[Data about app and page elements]
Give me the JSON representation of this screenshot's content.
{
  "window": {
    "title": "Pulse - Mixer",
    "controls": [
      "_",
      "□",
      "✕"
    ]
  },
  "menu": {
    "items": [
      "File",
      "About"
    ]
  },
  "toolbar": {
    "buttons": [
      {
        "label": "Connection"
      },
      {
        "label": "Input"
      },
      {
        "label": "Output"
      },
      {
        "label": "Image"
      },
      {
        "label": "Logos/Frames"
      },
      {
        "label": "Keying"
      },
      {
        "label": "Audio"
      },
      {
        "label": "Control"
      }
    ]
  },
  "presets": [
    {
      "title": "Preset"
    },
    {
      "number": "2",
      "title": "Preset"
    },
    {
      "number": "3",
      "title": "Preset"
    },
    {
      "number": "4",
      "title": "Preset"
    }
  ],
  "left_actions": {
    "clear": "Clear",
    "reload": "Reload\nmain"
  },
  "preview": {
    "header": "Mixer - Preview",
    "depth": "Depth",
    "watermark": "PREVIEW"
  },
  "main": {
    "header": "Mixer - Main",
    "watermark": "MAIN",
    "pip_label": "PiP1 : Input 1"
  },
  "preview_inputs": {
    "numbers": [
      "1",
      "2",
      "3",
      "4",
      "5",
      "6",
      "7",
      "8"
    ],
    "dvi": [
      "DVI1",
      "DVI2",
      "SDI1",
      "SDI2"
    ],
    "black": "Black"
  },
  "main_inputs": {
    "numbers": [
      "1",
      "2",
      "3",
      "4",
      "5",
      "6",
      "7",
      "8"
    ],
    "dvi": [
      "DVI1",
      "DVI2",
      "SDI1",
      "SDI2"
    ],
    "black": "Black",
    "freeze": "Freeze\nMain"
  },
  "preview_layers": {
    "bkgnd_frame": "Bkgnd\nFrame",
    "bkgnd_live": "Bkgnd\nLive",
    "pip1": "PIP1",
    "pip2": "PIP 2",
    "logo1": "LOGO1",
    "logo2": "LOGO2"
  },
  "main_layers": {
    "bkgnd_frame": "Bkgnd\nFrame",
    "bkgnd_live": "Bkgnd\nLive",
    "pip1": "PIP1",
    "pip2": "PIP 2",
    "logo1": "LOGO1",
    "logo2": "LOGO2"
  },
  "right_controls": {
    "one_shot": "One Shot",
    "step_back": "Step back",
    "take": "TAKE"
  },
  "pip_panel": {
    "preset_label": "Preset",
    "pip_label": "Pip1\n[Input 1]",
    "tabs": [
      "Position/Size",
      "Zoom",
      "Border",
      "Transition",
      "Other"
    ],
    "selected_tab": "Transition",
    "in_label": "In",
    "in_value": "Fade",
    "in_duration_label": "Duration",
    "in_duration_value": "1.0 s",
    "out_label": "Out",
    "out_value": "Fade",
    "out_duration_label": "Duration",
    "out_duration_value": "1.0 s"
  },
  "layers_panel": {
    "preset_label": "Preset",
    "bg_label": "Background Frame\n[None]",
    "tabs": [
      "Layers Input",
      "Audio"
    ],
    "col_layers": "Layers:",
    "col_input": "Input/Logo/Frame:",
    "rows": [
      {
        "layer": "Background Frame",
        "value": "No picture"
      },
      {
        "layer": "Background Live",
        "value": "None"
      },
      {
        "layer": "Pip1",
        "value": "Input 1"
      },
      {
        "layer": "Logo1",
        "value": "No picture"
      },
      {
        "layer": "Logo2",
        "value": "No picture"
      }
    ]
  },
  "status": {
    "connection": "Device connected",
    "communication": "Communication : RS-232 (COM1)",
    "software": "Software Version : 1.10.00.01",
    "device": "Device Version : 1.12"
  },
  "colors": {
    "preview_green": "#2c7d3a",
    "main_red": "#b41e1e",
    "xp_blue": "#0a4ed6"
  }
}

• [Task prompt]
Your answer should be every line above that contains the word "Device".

• [Exercise solution]
    "connection": "Device connected",
    "device": "Device Version : 1.12"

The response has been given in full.